Should Designers be Outlaws?
Founded by Teddy Cruz in 2000, Estudio Teddy Cruz + Forman has been at the vanguard of evolving urban practice. Cruz is an American architect, urbanist, and educator. Forman is a noted political theorist who joined the practice in 2010. Both are currently professors at the University of California, San Diego. Teddy Cruz and Fonna Forman are directors of the UCSD Cross-Border Initiative.
Together, Cruz and Forman have pushed a quiet revolution in the culture of U.S. planning by attempting to move civic imagination away from the legacy of post-war suburban planning, while using the Tijuana/San Diego border as a laboratory for study. Central to their work is a study the conflict and criminalization of the border. Conventional planning methodologies understand ‘borders’ as something to be defended. Through their work, Cruz and Forman have argued that borders would be better thought of as places of exchange and innovation. Their participatory planning model works across borders – both national and otherwise, to draw out the intelligence of informality.
Estudio Teddy Cruz + Forman has worked at many scales and contexts. Much of their work focuses on the activation of small spaces – taking neglected urban areas and developing them into community resources.

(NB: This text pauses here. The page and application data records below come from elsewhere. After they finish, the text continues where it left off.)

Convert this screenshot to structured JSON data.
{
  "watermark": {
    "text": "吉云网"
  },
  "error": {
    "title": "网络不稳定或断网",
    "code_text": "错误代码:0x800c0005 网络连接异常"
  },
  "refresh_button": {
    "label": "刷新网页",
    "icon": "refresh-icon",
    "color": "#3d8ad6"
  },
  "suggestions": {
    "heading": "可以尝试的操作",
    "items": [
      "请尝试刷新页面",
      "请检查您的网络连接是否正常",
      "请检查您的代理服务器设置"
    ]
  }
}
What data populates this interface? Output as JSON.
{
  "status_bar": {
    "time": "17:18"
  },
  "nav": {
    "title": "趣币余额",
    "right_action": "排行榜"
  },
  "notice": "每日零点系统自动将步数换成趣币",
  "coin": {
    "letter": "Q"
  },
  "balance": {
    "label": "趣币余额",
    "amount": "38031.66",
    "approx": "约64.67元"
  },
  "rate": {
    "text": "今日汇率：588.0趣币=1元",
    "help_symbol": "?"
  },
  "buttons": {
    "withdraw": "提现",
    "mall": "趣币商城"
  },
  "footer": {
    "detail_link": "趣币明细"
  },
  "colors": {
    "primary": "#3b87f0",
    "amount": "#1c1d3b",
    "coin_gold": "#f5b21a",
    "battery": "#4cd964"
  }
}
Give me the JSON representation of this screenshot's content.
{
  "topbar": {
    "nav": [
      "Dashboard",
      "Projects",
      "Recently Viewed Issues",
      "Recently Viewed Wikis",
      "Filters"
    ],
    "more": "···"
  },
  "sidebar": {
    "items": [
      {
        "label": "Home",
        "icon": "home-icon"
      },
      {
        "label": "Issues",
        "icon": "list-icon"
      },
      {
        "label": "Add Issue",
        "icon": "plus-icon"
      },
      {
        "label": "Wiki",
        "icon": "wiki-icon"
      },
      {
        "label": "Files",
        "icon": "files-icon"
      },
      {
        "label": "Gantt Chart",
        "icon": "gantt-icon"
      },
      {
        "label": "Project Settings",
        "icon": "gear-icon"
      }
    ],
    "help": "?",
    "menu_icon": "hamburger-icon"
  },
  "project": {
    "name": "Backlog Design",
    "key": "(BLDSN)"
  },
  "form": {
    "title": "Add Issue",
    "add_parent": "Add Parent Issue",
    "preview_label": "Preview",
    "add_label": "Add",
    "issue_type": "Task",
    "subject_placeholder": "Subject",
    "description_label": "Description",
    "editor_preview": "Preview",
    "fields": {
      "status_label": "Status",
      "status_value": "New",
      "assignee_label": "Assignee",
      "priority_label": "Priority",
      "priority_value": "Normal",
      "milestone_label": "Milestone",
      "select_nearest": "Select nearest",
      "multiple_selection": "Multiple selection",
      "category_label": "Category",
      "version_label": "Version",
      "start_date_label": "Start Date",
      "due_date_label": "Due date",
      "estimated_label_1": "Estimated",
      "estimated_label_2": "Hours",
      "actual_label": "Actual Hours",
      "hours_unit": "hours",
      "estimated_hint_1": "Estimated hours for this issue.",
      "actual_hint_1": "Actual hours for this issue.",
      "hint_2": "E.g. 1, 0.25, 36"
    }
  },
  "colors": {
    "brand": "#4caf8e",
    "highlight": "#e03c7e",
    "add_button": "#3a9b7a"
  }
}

Through this approach, planners and architects can begin to transform neighborhoods under the nose of existing and ossified zoning psychologies.
Simultaneously, Estudio Teddy Cruz + Forman has been at the frontier of blending design and policy. In 2013, Forman and Cruz were recruited by then-San Diego mayor Bob Filner to develop the Civic Innovation Lab – an ambitious project to bring designers into City Hall and develop new practices for engaging marginalized communities and strengthening the urban relationship with Tijuana. Although the project was short-lived, it remains one of the few examples where such an integration was attempted in the U.S.